Oliver Pritchard gives an appraisal of phrasal verbs. As one of the most important aspects of the English language, you’ll want to go ahead and take your time to figure out what they mean.
Oliver Pritchard sheds light on the hot potato of English expressions including proverbs, idioms and metaphors as he helps us to not murder the language.
Get to grips with wordplay as Oliver Pritchard takes things in a pun direction with some light-hearted language learning.
Transform your language by learning how to make a noun into a verb and a verb into an adjective. Oliver Pritchard explains that it’s all about getting the beginnings and endings right.
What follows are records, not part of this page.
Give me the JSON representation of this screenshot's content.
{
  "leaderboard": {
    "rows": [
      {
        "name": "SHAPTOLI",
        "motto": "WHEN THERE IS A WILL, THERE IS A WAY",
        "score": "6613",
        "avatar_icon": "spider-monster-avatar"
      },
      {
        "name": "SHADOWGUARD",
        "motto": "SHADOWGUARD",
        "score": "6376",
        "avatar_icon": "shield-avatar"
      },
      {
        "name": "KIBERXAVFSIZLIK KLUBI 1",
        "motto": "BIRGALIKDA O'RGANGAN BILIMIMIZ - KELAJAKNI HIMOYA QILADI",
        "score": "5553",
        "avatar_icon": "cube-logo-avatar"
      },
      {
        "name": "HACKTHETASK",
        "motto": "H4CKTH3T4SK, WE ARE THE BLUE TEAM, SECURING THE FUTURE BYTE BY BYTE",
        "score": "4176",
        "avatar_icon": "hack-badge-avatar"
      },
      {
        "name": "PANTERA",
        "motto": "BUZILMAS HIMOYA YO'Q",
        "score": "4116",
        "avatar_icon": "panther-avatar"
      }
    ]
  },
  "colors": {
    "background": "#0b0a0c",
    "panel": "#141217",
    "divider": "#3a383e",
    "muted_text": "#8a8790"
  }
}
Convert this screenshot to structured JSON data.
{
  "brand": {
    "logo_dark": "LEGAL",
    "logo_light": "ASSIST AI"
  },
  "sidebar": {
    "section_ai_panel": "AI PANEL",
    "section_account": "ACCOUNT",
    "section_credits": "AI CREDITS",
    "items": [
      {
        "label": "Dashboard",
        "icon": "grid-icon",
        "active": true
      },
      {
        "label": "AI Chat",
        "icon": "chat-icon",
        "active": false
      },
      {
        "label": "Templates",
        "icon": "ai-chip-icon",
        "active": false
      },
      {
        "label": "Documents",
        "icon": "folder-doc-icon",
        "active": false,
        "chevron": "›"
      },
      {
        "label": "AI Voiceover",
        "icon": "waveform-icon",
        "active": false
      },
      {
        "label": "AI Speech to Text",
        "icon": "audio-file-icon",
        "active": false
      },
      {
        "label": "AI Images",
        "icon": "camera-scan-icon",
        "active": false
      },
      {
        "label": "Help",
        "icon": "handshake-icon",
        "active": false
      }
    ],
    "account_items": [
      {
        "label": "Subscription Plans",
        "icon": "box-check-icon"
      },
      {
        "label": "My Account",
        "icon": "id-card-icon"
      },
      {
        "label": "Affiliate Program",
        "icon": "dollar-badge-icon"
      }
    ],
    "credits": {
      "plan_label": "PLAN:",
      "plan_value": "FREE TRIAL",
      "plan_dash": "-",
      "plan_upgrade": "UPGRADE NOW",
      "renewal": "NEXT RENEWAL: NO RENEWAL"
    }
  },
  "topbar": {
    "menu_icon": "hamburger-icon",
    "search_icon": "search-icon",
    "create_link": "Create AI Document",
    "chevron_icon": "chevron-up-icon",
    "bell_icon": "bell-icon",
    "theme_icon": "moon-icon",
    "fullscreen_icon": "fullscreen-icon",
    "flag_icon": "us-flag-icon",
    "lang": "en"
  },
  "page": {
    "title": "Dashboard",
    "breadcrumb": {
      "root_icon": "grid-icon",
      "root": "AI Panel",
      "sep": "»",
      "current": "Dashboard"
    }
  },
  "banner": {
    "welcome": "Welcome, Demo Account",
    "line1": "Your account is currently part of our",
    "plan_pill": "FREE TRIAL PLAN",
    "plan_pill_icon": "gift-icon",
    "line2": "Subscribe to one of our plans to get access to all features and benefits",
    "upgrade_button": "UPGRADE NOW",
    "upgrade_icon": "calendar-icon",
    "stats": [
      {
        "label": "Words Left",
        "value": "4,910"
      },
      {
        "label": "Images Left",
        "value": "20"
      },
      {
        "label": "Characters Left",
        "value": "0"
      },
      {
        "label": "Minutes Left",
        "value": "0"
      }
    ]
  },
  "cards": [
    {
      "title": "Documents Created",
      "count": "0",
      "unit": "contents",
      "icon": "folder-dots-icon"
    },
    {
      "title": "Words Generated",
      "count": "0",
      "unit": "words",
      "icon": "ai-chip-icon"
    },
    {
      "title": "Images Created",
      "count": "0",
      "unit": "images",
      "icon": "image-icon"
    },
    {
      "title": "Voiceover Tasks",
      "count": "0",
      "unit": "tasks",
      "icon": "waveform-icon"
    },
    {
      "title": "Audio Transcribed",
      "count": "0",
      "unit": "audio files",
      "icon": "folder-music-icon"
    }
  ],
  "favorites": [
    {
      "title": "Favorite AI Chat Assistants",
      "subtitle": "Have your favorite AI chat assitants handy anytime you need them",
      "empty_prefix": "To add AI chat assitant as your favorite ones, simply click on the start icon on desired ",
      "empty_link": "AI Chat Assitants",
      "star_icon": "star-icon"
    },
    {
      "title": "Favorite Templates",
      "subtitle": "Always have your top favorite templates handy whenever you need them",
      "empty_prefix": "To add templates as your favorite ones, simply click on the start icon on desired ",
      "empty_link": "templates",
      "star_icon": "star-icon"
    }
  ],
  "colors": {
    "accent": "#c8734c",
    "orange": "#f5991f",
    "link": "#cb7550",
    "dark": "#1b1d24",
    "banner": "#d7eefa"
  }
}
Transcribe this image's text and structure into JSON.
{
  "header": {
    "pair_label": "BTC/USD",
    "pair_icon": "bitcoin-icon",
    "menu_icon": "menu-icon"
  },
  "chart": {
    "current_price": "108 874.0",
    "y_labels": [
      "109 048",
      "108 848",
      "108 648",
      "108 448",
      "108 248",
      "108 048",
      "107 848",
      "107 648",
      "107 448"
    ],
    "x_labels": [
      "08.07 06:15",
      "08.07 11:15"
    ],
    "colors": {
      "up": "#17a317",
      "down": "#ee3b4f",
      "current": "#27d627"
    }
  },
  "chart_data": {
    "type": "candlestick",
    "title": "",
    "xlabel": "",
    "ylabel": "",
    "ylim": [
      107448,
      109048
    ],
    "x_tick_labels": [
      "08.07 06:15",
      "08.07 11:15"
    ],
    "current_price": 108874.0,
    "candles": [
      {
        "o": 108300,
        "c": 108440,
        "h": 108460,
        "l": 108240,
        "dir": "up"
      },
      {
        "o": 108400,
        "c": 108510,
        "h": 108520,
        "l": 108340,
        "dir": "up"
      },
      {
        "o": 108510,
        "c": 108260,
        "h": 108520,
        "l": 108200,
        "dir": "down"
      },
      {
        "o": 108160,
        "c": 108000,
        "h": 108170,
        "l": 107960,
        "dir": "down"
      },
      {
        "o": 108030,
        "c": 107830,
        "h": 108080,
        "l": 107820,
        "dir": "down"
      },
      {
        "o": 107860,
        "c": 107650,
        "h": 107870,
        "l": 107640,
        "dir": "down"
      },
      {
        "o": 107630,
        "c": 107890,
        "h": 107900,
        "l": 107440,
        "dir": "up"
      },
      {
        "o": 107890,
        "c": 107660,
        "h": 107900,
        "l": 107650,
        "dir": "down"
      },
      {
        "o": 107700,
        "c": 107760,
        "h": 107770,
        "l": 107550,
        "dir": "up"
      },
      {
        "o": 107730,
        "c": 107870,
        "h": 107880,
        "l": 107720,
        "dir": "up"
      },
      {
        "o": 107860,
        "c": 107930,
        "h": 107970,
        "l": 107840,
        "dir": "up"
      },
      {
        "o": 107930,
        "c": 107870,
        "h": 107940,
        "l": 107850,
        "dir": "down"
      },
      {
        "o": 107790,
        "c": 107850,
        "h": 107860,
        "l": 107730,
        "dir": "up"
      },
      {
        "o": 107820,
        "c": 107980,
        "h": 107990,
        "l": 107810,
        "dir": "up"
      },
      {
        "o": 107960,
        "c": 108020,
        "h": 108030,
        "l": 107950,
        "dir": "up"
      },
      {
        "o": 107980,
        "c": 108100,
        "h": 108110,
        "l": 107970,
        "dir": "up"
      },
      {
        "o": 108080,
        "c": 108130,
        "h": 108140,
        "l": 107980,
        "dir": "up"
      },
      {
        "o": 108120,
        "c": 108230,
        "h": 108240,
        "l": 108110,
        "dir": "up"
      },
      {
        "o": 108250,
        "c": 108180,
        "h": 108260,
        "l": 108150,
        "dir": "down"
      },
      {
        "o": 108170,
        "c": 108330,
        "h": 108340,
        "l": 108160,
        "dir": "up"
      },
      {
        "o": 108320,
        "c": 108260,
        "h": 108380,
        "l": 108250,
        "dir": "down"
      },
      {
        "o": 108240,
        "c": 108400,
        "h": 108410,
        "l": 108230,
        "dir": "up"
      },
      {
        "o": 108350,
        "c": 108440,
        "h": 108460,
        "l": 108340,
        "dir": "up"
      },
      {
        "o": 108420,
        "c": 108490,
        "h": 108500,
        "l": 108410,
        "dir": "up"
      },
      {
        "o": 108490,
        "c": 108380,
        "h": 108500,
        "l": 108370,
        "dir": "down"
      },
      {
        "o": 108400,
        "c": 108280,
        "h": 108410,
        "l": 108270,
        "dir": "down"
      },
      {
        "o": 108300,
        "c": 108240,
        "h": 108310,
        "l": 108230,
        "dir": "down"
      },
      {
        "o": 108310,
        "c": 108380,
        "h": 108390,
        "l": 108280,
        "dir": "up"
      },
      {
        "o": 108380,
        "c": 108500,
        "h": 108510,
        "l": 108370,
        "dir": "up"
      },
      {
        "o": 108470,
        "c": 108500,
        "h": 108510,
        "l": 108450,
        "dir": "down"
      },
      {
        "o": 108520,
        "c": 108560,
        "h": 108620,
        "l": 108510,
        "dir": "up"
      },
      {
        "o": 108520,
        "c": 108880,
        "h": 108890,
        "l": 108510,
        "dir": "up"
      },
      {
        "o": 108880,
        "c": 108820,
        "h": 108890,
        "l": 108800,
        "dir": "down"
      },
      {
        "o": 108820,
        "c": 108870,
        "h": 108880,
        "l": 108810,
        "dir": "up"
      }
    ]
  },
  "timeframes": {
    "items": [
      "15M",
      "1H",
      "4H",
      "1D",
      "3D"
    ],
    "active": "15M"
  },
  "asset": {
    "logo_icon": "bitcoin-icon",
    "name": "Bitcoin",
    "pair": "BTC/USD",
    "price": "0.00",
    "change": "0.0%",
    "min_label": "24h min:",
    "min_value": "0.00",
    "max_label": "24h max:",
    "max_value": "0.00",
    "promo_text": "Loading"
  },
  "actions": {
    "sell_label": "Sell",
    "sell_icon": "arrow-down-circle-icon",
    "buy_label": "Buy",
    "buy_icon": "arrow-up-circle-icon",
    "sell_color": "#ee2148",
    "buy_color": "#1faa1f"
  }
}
If you think you already know your English adverbs from your adjectives, skip straight to the quiz – otherwise learn more about this handy language construct with Phil Stoneman’s guide.
Diana Mejía looks at some of los problemas you might have, and lays out some of the basic rules to identify and correctly use grammatical gender in Spanish.
Tildes confuse a fair few Colombians, so it’s no wonder that learners often have a lot of trouble with these little marks. Diana Mejía explains how you can learn to love these insouciant little flicks above vowels.
Take some time to let Katie Jacoby give you a quick run-down on how to express the two extremes of time, afán and demora, in Colombian Spanish.
Los dichos y refranes, Spanish proverb and sayings, are an integral part of a regional culture and identity. Mastering them can be particularly helpful, as a single line can convey thousands of years of oral history, and with it, an incredible amount of information.
'Trabalenguas', as the name implies, will get your tongue stuck trying to figure out their pronunciation. Tangle and torment your tongue with Diana Mejía’s tongue twisters.
Diana Mejía tells us how to transform words into a smaller, cuter and perhaps even less offensive versions of themselves using diminutives, or make them big and violent through augmentatives.